While the principal focus of these essays remains with anthropologists, or ethnologists as Chapter 7 would have it, they raise issues which concern academics at large, and especially academics in the social sciences whose subject is enquiry into the nature of social and cultural life. What is the social scientist's, or anthropologist's, task but to describe society, social organization, culture? For anthropologists the means to this end include the practice of writing ethnography, and its twin, the kind of (field) research which anticipates that holistic enterprise. Indeed, ethnography is at once claimed as anthropology's chief medium for conceptualizing the task of description and has wide popularity as a method of empirical enquiry which these days is pursued across a range of disciplines within-and sometimes beyond-the social sciences. Clearly, however, this has not been a book 'about' ethnography, even though ethnography is a background presence in many of these contributions; so why my addendum?

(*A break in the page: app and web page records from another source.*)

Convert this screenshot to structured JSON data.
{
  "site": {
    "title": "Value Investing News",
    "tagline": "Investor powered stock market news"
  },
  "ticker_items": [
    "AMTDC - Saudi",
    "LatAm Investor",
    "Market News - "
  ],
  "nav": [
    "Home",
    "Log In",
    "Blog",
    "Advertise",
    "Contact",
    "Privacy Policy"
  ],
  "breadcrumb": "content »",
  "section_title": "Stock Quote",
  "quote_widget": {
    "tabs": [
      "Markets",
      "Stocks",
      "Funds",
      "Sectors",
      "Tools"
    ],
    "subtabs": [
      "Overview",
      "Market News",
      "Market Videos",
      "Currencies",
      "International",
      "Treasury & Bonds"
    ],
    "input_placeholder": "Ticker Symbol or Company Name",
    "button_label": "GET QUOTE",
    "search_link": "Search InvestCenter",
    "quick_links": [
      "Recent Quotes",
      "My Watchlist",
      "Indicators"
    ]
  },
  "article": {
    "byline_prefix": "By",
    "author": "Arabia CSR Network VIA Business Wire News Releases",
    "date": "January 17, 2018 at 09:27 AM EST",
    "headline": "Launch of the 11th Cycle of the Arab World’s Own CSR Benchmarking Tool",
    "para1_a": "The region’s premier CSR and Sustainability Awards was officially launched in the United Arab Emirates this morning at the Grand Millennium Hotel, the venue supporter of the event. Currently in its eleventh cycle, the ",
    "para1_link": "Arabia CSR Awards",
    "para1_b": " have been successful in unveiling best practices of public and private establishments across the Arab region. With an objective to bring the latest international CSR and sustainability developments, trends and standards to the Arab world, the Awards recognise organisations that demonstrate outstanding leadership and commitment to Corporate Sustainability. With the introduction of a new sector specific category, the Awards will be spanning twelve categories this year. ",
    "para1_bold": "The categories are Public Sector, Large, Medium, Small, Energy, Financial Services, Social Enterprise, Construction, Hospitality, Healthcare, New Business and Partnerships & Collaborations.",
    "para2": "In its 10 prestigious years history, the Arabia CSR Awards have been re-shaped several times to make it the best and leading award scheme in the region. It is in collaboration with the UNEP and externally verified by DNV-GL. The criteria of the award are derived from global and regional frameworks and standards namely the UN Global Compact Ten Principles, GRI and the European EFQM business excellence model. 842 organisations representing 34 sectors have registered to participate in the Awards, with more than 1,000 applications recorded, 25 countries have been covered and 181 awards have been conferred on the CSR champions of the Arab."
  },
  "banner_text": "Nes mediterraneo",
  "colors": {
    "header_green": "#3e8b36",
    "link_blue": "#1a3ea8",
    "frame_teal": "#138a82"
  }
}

On the face of it, pursuing the kind of ethnography which relies on open-ended immersement in diverse social situations seems far removed from many of the professional concerns of academic production. In the context of higher education, the rituals of verification associated with audit might bear a resemblance to the scholarly apparatus which is the focus of its scrutiny, but their concern with quality is not carried into the content and analytical rigour of an academic product. Rather their concern is with the 'external' mechanisms by which such products are valued-the reputation of researchers through the journals in which they publish or the success of teaching as it has an impact on students. Here audit patently impinges upon conditions of work and academic career trajectories. By the same token, it is seemingly far